▸ Required work:
Search the entries below. Return every line that has "which" in it.

▸ Material supplied:
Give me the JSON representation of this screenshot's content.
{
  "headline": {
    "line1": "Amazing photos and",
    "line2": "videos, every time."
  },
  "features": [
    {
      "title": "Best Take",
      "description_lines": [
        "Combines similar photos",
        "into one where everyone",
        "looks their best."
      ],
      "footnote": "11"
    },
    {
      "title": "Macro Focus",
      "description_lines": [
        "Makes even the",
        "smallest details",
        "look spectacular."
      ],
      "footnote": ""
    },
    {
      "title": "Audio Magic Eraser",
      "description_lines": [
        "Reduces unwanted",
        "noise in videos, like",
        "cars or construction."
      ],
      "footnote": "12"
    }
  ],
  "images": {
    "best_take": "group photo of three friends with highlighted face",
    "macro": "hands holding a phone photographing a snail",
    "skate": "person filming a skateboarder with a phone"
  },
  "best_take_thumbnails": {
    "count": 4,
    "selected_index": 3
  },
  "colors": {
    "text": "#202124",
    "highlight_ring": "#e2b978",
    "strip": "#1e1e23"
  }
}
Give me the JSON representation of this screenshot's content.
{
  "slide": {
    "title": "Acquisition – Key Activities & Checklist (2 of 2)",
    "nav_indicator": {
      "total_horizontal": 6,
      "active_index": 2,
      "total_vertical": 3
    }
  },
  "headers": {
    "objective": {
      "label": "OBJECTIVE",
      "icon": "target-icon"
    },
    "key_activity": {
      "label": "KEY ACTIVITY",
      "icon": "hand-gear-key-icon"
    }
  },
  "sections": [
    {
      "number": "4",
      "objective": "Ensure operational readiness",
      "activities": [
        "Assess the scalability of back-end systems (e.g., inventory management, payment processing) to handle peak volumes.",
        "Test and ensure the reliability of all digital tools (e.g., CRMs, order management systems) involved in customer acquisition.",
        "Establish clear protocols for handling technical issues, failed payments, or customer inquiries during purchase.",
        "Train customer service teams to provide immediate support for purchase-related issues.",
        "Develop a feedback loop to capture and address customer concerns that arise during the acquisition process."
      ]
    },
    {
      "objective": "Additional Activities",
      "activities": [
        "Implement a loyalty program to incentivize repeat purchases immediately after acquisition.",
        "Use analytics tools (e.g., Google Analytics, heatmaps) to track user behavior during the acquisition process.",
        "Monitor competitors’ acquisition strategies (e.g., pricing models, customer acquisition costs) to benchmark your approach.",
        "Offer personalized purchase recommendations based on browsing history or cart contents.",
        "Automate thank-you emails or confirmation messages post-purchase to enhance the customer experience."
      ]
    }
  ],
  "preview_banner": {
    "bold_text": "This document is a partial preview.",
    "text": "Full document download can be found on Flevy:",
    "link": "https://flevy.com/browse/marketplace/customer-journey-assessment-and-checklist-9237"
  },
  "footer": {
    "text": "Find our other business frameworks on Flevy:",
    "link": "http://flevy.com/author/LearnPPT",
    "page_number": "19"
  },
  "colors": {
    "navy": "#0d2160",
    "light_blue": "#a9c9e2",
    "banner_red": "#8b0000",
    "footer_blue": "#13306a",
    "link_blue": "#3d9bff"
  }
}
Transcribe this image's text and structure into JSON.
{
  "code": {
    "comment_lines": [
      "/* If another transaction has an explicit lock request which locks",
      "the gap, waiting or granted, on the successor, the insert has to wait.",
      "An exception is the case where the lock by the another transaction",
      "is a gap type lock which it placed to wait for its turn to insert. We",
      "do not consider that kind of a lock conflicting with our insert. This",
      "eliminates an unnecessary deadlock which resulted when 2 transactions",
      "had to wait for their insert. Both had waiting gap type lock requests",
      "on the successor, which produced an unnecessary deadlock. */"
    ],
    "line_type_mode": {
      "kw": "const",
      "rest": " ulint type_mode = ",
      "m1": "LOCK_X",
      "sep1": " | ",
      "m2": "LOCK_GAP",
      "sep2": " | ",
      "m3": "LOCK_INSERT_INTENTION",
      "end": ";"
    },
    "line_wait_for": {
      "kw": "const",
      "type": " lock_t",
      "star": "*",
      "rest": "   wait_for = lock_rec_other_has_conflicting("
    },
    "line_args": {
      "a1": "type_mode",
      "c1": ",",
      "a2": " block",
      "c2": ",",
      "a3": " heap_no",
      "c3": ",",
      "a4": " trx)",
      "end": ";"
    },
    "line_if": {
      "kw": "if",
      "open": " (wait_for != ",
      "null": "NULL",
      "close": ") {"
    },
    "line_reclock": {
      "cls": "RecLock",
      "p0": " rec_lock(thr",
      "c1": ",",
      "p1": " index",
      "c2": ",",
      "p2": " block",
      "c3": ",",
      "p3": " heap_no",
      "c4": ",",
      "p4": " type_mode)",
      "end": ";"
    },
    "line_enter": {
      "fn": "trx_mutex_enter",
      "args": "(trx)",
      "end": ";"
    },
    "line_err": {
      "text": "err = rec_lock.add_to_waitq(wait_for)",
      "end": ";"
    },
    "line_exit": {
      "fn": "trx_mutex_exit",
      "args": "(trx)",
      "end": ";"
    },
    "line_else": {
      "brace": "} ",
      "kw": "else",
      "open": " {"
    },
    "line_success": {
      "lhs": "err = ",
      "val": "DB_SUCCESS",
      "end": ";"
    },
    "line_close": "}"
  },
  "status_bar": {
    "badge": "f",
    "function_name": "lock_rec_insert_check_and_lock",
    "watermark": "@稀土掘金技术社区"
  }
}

▸ Answer to the exercise:
      "/* If another transaction has an explicit lock request which locks",
      "is a gap type lock which it placed to wait for its turn to insert. We",
      "eliminates an unnecessary deadlock which resulted when 2 transactions",
      "on the successor, which produced an unnecessary deadlock. */"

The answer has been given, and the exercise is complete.